The 28 European Union member states moved closer to starting negotiations on a new political and cooperation agreement with Cuba, EU sources told Efe Wednesday.
“There’s been an agreement on a mandate for talks,” according to one official who spoke on condition of anonymity.
The consensus was reached by an EU Council working group, and it will be put before the 28 foreign ministers for their endorsement at a meeting scheduled for Feb. 10, that official said.
The European Union is proposing to launch negotiations on the new accord with Cuba even while maintaining the bloc’s so-called “common position” toward the island.
That position, approved in 1996 at the urging of Spain’s then-prime minister, conservative Jose Maria Aznar, conditions normalization of diplomatic ties on progress in the areas of democracy and human rights by the Communist-ruled island.
Long bitterly denounced by Havana, the common position could be relaxed if all 28 members states agree, European Commission President Jose Manuel Barroso said earlier this month.
In late 2012, the EU’s foreign ministers tasked the bloc’s top diplomat, Catherine Ashton, with exploring the possibility of negotiating a bilateral agreement with Cuba.

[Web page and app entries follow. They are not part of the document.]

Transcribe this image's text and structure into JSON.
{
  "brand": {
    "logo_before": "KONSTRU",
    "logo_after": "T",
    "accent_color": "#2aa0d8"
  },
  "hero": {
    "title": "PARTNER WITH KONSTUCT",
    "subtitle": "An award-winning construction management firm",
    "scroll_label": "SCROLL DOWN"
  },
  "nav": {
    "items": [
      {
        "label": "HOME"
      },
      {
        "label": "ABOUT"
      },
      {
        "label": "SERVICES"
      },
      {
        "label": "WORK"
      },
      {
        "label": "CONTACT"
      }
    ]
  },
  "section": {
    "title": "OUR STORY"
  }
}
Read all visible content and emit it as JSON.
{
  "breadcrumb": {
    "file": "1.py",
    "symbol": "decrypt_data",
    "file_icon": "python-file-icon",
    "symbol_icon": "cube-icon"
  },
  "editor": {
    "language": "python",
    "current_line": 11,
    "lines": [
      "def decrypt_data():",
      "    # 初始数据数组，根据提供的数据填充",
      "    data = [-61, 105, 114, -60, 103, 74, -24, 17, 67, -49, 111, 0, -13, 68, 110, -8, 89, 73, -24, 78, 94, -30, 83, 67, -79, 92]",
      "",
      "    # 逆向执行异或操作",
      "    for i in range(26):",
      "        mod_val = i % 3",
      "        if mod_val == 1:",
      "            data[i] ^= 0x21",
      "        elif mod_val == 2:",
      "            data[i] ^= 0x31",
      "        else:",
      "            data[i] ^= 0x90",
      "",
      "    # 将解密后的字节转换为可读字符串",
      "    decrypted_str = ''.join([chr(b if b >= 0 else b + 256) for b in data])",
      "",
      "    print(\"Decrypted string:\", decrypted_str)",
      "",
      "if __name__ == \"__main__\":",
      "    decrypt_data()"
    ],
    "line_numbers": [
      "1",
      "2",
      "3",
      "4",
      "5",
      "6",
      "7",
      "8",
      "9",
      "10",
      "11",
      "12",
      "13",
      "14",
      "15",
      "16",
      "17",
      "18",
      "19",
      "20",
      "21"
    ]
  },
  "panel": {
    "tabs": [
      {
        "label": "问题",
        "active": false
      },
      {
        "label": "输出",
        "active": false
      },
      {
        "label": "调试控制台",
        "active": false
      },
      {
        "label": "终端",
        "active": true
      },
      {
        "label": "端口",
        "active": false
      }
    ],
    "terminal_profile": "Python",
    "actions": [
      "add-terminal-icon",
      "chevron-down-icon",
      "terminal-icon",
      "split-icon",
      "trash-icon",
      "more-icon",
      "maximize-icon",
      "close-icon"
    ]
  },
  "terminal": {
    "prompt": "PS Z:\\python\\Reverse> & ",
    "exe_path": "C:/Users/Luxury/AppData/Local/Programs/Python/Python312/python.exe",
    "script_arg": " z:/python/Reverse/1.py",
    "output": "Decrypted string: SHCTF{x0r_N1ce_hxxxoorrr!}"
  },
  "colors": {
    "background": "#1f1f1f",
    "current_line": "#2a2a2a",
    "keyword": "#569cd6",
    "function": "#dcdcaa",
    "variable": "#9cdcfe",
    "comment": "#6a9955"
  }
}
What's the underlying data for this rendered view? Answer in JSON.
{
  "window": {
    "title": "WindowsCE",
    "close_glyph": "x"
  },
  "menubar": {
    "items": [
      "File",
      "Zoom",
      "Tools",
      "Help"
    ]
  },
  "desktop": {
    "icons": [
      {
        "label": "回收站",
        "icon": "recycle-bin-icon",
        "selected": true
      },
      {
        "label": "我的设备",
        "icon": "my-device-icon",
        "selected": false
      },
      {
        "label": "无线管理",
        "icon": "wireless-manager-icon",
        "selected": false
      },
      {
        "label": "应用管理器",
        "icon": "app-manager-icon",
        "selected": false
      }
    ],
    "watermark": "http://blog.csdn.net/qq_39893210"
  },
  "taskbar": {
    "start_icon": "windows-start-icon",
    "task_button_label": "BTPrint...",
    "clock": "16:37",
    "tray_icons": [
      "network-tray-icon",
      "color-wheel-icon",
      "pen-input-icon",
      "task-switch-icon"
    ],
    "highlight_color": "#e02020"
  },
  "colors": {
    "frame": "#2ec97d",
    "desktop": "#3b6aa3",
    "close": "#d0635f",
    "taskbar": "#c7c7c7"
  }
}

“There’s no longer any country to stand in the way of the accord,” one EU source said, adding that there was “a collective will to move ahead and start negotiations.”